India’s farmers call off year-long protest after gov’t assurances
Protest withdrawn after government agrees to pending demands, including promises to consider guaranteed prices for all produce.
India’s farmers will call off a long-running protest after the government concedes to a clutch of pending demands, including assurances to consider guaranteed prices for all produce, not just rice and wheat, union leaders have said.
“We have decided to call off the protest as most of our demands have been accepted by the government,” Jagmohan Singh of Bhartiya Kisan Union (Indian Farmers Union), who attended a meeting of farmer unions on Thursday, told Al Jazeera.
Tens of thousands of farmers had staged the year-long protest to persuade Prime Minister Narendra Modi to repeal three new laws passed in September last year.
The government said the laws were aimed at modernising India’s vast agriculture sector and would increase the income of the farmers by giving them more choices to sell their produce.
But the farmers said the laws would give private corporations control over the sector and deprive them of a minimum support price (MSP) guaranteed by the government for their produce.
Last month, Modi made a surprise U-turn, apologising to the nation in a TV address and saying he would roll back the controversial legislations. His announcement came ahead of crucial regional elections in ”grain bowl” states of Uttar Pradesh and Punjab.
‘Huge victory for farmers’
Visuals shared by journalists and news organisations on social media showed many farmers removing tents from the main protest site at Singhu outside capital New Delhi on Thursday.
Farmers start removing tents from their protest site in Singhu on Delhi-Haryana
"We are preparing to leave for our homes, but the final decision will be taken by Samyukt Kisan Morcha," a farmer says pic.twitter.com/rzRjPkPfE1
— ANI (@ANI) December 9, 2021
A victory march will be held on Saturday to celebrate the campaign’s victory against the laws, Balbir Singh Rajewal said at one of the protest camps on the outskirts of New Delhi, The Press Trust of India news agency reported.
“It is a huge victory for the farmers,” Singh told Al Jazeera. “This is a big loss for Narendra Modi.”
Balbir Singh Rajewal, a senior leader of a coalition of farmers’ unions, the Samyukta Kisan Morcha (United Farmers’ Front) said they have “received a letter from the government which has conceded to our requests”.
But farmers’ leaders would meet on January 15 to review progress on the government’s assurances, Rajewal told a news conference.
“We will resume our protests if the government moves away from the assurances,” said Gurnam Singh Charuni, another farmers’ leader.
From Saturday, farmers will start leaving the protest site on the outskirts of the Indian capital of New Delhi, they said.
The government will set up a panel of growers and government officials to find ways of ensuring MSP for all farm produce, according to the letter.
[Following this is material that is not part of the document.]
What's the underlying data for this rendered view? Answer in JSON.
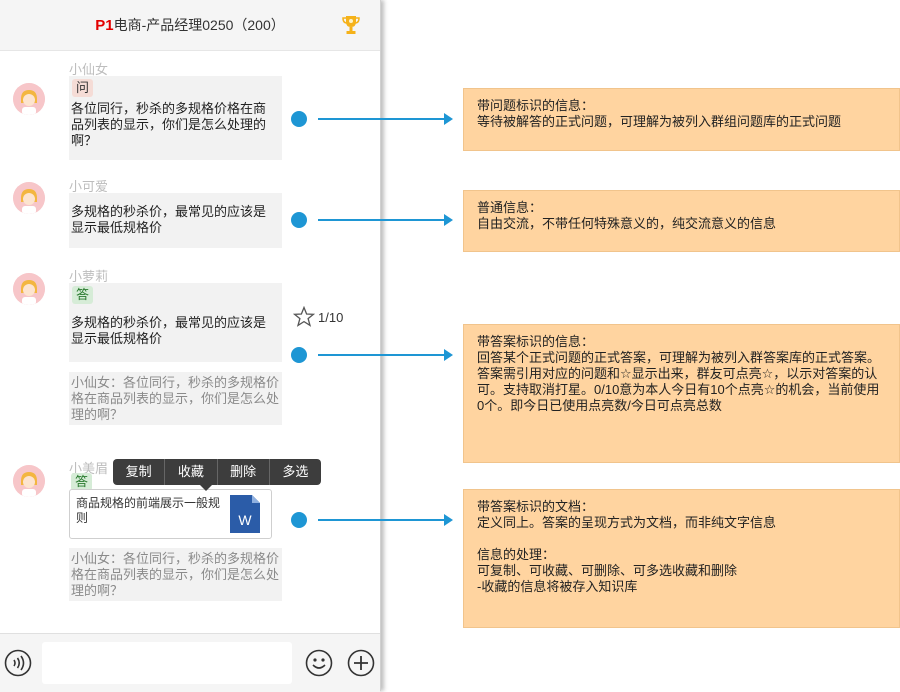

At present, the government buys mainly rice and wheat at such guaranteed prices, benefiting barely 6 percent of India’s farmers.
Agriculture, which accounts for nearly 15 percent of India’s $2.7-trillion economy, is the livelihood of more than half its population of 1.3 billion.
Jagmohan Singh said the government accepted their demands because of a campaign started by the farmers against Modi’s Bharatiya Janata Party (BJP). He warned that if the government backtracks from its accepted demands, the farmers will hit the streets again.
“If they take a U-turn on MSP or the cases are not withdrawn against farmers by all the agencies, we will come back with our protest programme,” Singh told Al Jazeera.